6. Levy ML, Quanjer PH, Booker R, Cooper BG, Holmes S, Small IGeneral Practice Airways Group. Diagnostic spirometry in primary care: proposed standards for general practice compliant with American Thoracic Society and European Respiratory Society recommendations: a General Practice Airways Group (GPIAG)1 document, in association with the Association for Respiratory Technology amp; Physiology (ARTP)2 and Education for Health3 1 www.gpiag.org
. Prim Care Respir J 2009; 18:130–147.
7. National Institutes of Health. Acupuncture2012 Consensus Development Conference Statement”. 3–5 November 1997. Retrieved -02-28. “… Even more elusive is the scientific basis of some of the key traditional Eastern medical concepts such as the circulation of Qi, the meridian system, and other related theories, which are difficult to reconcile with contemporary biomedical information but continue to play an important role in the evaluation of patients and the formulation of treatment in acupuncture”.
8. Liu G, Ma HJ, Hu PP, Tian YH, Hu S, Fan J, Wang K. Effects of painful stimulation and acupuncture on attention networks in healthy subjects. Behav Brain Funct 2013; 9:23.
9. [No authors listed]. Acupuncture. NIH Consens Statement 1997; 15:1–34.
10. Adams D, Cheng F, Jou H, Aung S, Yasui Y, Vohra S. The safety of pediatric acupuncture: a systematic review. Pediatrics 2011; 128:e1575–e1587.
11. Hsieh CW, Wu JH, Hsieh CH, Wang QF, Chen JH. Different brain network activations induced by modulation and nonmodulation laser acupuncture. Evid Based Complement Alternat Med 2011; 2011:951258.
12. Yeom M, Kim SH, Lee B, Zhang X, Lee H, Hahm DH, et al.. Effects of laser acupuncture on longitudinal bone growth in adolescent rats. Evid Based Complement Alternat Med 2013; 2013:424587.
13. Kaptchuk TJ. Acupuncture: theory, efficacy, and practice. Ann Intern Med 2002; 136:374–383.
14. Brain SD, Newbold P, Kajekar R. Modulation of the release and activity of neuropeptides in the microcirculation. Can J Physiol Pharmacol 1995; 73:995–998.
15. Raud J, Lundeberg T, Brodda Jansen G, Theodorssen E, Hedqvist P. Potent anti-inflammatory action of calcitonin gene-related peptide. Biochem Biophys Res Commun 1991; 180:1419–1435.
16. Nedeljković M, Ljustina-Pribić R, Savić K. Innovative approach to laser acupuncture therapy of acute obstruction in asthmatic children. Med Pregl 2008; 613–4123–130.
17. Milojević M, Kuruc V. Low power laser biostimulation in the treatment of bronchial asthma. Med Pregl 2003; 569–10413–418.
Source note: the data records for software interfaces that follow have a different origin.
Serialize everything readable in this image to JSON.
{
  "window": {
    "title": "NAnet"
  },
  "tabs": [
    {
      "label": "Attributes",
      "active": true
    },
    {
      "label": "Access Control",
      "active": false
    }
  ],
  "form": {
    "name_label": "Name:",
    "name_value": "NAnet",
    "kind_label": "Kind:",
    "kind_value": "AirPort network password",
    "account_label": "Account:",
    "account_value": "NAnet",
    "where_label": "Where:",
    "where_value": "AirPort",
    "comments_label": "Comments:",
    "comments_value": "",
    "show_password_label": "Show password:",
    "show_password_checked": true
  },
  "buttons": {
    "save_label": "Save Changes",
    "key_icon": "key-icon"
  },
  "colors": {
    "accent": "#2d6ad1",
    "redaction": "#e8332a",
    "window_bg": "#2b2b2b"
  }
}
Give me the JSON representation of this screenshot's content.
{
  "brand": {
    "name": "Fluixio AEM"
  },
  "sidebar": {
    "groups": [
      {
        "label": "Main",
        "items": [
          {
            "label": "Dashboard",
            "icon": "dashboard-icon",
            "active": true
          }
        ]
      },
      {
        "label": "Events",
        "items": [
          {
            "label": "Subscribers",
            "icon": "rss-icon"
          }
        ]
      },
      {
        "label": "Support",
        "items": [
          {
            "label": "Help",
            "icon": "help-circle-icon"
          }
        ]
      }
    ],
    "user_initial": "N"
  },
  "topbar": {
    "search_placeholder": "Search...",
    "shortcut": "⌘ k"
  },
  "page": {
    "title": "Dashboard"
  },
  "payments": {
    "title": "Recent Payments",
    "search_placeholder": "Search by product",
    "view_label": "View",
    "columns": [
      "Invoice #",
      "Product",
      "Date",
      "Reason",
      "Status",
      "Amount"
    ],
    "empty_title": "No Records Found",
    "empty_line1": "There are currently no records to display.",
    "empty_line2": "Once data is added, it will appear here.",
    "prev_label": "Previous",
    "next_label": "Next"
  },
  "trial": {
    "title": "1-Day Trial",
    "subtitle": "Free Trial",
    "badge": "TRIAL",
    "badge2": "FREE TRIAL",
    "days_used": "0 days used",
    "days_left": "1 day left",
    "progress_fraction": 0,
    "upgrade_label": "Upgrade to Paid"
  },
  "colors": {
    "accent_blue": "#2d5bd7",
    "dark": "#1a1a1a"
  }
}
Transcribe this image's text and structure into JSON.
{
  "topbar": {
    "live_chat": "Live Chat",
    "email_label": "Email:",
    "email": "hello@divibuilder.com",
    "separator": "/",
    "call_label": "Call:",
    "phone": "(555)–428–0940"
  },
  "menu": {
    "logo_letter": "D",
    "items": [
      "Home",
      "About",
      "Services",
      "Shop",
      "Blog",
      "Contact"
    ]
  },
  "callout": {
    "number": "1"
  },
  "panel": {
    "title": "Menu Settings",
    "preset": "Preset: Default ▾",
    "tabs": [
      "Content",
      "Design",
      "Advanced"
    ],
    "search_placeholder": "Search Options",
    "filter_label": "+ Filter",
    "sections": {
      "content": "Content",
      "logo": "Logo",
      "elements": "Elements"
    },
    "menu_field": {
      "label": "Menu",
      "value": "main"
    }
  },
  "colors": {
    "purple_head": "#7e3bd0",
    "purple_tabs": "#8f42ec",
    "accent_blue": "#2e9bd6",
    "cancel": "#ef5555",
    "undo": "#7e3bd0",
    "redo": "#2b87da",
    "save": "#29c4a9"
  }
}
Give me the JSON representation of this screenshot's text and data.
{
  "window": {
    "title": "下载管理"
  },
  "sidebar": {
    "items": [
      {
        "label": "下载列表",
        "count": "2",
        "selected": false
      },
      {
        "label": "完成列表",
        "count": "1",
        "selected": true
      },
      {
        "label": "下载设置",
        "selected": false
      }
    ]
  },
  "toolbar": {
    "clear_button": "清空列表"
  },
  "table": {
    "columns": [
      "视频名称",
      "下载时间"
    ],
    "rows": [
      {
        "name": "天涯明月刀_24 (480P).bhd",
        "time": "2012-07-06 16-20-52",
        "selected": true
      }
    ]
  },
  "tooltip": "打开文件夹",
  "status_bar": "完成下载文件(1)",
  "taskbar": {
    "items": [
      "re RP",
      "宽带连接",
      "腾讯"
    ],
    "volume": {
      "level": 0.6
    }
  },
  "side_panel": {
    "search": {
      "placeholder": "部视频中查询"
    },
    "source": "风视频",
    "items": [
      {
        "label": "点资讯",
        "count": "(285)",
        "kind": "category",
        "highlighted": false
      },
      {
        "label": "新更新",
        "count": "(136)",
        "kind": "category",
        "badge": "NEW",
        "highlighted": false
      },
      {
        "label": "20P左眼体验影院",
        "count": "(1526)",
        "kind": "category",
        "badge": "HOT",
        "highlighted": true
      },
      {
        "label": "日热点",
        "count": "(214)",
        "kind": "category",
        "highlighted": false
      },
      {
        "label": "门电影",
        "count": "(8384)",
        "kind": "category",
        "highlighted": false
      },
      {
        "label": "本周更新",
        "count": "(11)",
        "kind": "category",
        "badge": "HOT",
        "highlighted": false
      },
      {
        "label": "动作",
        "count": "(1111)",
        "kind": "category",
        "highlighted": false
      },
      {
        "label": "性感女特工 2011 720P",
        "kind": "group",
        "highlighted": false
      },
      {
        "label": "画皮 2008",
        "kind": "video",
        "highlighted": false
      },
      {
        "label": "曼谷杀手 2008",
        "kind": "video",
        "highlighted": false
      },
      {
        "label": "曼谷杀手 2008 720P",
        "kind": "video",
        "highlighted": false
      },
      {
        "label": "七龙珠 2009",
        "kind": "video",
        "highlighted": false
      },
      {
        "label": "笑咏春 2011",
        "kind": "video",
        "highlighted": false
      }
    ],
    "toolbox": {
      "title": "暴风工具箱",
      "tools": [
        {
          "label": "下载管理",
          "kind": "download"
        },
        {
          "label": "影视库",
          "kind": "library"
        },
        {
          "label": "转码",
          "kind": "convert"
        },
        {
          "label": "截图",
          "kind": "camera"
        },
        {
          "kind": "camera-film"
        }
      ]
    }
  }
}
18. Choi JY, Jung HJ, Kim JI, Lee MS, Kang KW, Roh YL, et al.. A randomized pilot study of acupuncture as an adjunct therapy in adult asthmatic patients. J Asthma 2010; 47:774–780.
19. Suzuki M, Yokoyama Y, Yamazaki H. Research into acupuncture for respiratory disease in Japan: a systematic review. Acupunct Med 2009; 27:54–60.
20. Zhang WP. Zhen ci yan jiu (2007), Acupuncture Research/[Zhongguo yi xue ke xue Yuan Yi xue Qing bao yan jiu suo Bian ji] [, 32(1):42-48] Type: Journal Article, Randomized Controlled Trial, Research Support, Non-U.S. Gov’t, English Abstract (lang: chi).
© 2014 Medical Research Journal
21. Ailioaie C, Ailioaie L. Treatment of bronchial asthma with low-level laser in attack-free period at children. Proc SPIE 2000; 4166:303–308.